Over the last thirty years, Christopher Hitchens has established himself as one of the world’s most influential public intellectuals. His originality, bravery, range, and wit made him first a leading iconoclast of the political left and then, later in his career, a formidable advocate of secular liberalism. When the Twin Towers were attacked in September 2001, Hitchens was re-energised again, quickly emerging as one of the fiercest and most influential advocates of war on Iraq.
In this long-awaited and candid memoir, Hitchens re-traces the footsteps of his life to date, from his childhood in Portsmouth, with his adoring, tragic mother and reserved Naval officer father; to his life in Washington DC, the base from which from he would launch fierce attacks on tyranny of all kinds. Along the way, he recalls the girls, boys and booze; the friendships and the feuds; the grand struggles and lost causes; and the mistakes and misgivings that have characterised his life.
Hitch-22 is, by turns, moving and funny, charming and infuriating, enraging and inspiring.
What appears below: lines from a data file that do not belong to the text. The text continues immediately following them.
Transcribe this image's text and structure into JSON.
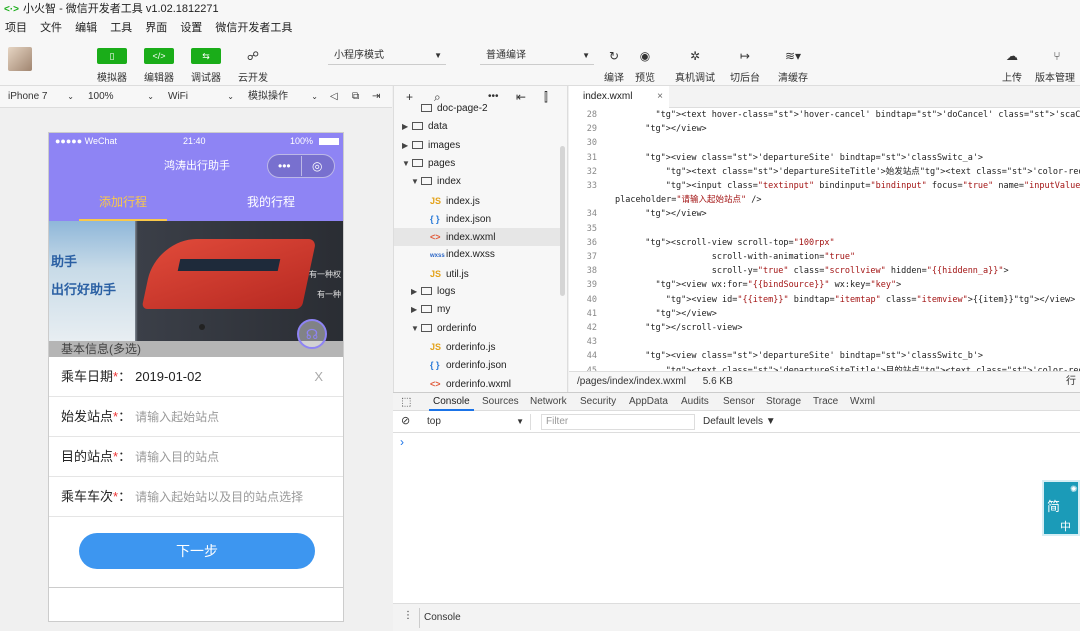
{
  "titlebar": {
    "logo": "<·>",
    "title": "小火智 - 微信开发者工具 v1.02.1812271"
  },
  "menu": [
    "项目",
    "文件",
    "编辑",
    "工具",
    "界面",
    "设置",
    "微信开发者工具"
  ],
  "toolbar": {
    "simulator": "模拟器",
    "editor": "编辑器",
    "debugger": "调试器",
    "cloud": "云开发",
    "mode": "小程序模式",
    "compile": "普通编译",
    "compile_btn": "编译",
    "preview": "预览",
    "real_debug": "真机调试",
    "background": "切后台",
    "clear_cache": "清缓存",
    "upload": "上传",
    "version": "版本管理"
  },
  "devbar": {
    "device": "iPhone 7",
    "zoom": "100%",
    "network": "WiFi",
    "operation": "模拟操作"
  },
  "phone": {
    "carrier": "●●●●● WeChat",
    "time": "21:40",
    "battery": "100%",
    "nav_title": "鸿涛出行助手",
    "capsule_more": "•••",
    "capsule_close": "◎",
    "tabs": [
      "添加行程",
      "我的行程"
    ],
    "banner_text_1": "助手",
    "banner_text_2": "出行好助手",
    "banner_right_1": "有一种权",
    "banner_right_2": "有一种",
    "section_title": "基本信息(多选)",
    "rows": [
      {
        "label": "乘车日期",
        "star": "*",
        "colon": "：",
        "value": "2019-01-02",
        "clear": "X"
      },
      {
        "label": "始发站点",
        "star": "*",
        "colon": "：",
        "placeholder": "请输入起始站点"
      },
      {
        "label": "目的站点",
        "star": "*",
        "colon": "：",
        "placeholder": "请输入目的站点"
      },
      {
        "label": "乘车车次",
        "star": "*",
        "colon": "：",
        "placeholder": "请输入起始站以及目的站点选择"
      }
    ],
    "next": "下一步"
  },
  "filetree": {
    "items": [
      {
        "name": "doc-page-2",
        "type": "folder",
        "arrow": "",
        "level": 1
      },
      {
        "name": "data",
        "type": "folder",
        "arrow": "▶",
        "level": 0
      },
      {
        "name": "images",
        "type": "folder",
        "arrow": "▶",
        "level": 0
      },
      {
        "name": "pages",
        "type": "folder-open",
        "arrow": "▼",
        "level": 0
      },
      {
        "name": "index",
        "type": "folder-open",
        "arrow": "▼",
        "level": 1
      },
      {
        "name": "index.js",
        "type": "js",
        "arrow": "",
        "level": 2
      },
      {
        "name": "index.json",
        "type": "json",
        "arrow": "",
        "level": 2
      },
      {
        "name": "index.wxml",
        "type": "wxml",
        "arrow": "",
        "level": 2,
        "selected": true
      },
      {
        "name": "index.wxss",
        "type": "wxss",
        "arrow": "",
        "level": 2
      },
      {
        "name": "util.js",
        "type": "js",
        "arrow": "",
        "level": 2
      },
      {
        "name": "logs",
        "type": "folder",
        "arrow": "▶",
        "level": 1
      },
      {
        "name": "my",
        "type": "folder",
        "arrow": "▶",
        "level": 1
      },
      {
        "name": "orderinfo",
        "type": "folder-open",
        "arrow": "▼",
        "level": 1
      },
      {
        "name": "orderinfo.js",
        "type": "js",
        "arrow": "",
        "level": 2
      },
      {
        "name": "orderinfo.json",
        "type": "json",
        "arrow": "",
        "level": 2
      },
      {
        "name": "orderinfo.wxml",
        "type": "wxml",
        "arrow": "",
        "level": 2
      }
    ],
    "icons": {
      "js": "JS",
      "json": "{ }",
      "wxml": "<>",
      "wxss": "wxss"
    }
  },
  "editor": {
    "tab": "index.wxml",
    "tab_close": "×",
    "lines": [
      {
        "n": "28",
        "code": "    <text hover-class='hover-cancel' bindtap='doCancel' class='scaCancel'>X</text>"
      },
      {
        "n": "29",
        "code": "  </view>"
      },
      {
        "n": "30",
        "code": ""
      },
      {
        "n": "31",
        "code": "  <view class='departureSite' bindtap='classSwitc_a'>"
      },
      {
        "n": "32",
        "code": "      <text class='departureSiteTitle'>始发站点<text class='color-red'>*</text>:</text>"
      },
      {
        "n": "33",
        "code": "      <input class=\"textinput\" bindinput=\"bindinput\" focus=\"true\" name=\"inputValue\" value="
      },
      {
        "n": "",
        "code": "placeholder=\"请输入起始站点\" />"
      },
      {
        "n": "34",
        "code": "  </view>"
      },
      {
        "n": "35",
        "code": ""
      },
      {
        "n": "36",
        "code": "  <scroll-view scroll-top=\"100rpx\""
      },
      {
        "n": "37",
        "code": "               scroll-with-animation=\"true\""
      },
      {
        "n": "38",
        "code": "               scroll-y=\"true\" class=\"scrollview\" hidden=\"{{hiddenn_a}}\">"
      },
      {
        "n": "39",
        "code": "    <view wx:for=\"{{bindSource}}\" wx:key=\"key\">"
      },
      {
        "n": "40",
        "code": "      <view id=\"{{item}}\" bindtap=\"itemtap\" class=\"itemview\">{{item}}</view>"
      },
      {
        "n": "41",
        "code": "    </view>"
      },
      {
        "n": "42",
        "code": "  </scroll-view>"
      },
      {
        "n": "43",
        "code": ""
      },
      {
        "n": "44",
        "code": "  <view class='departureSite' bindtap='classSwitc_b'>"
      },
      {
        "n": "45",
        "code": "      <text class='departureSiteTitle'>目的站点<text class='color-red'>*</text>:</text>"
      }
    ],
    "status_path": "/pages/index/index.wxml",
    "status_size": "5.6 KB",
    "status_right": "行"
  },
  "devtools": {
    "tabs": [
      "Console",
      "Sources",
      "Network",
      "Security",
      "AppData",
      "Audits",
      "Sensor",
      "Storage",
      "Trace",
      "Wxml"
    ],
    "context": "top",
    "filter_placeholder": "Filter",
    "levels": "Default levels ▼",
    "prompt": "›",
    "bottom_tab": "Console"
  },
  "ime": {
    "char1": "简",
    "char2": "中"
  }
}
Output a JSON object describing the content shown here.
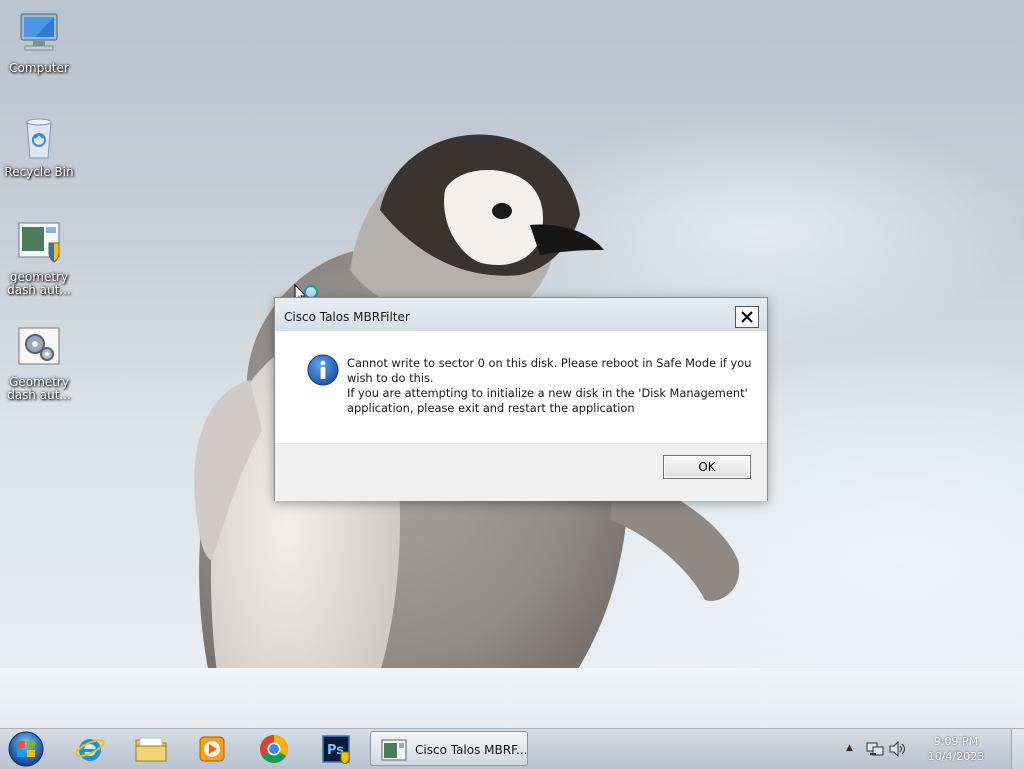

It is an indispensable companion to the life and thought of our pre-eminent political writer.
Christopher Hitchens died on 15 December 2011.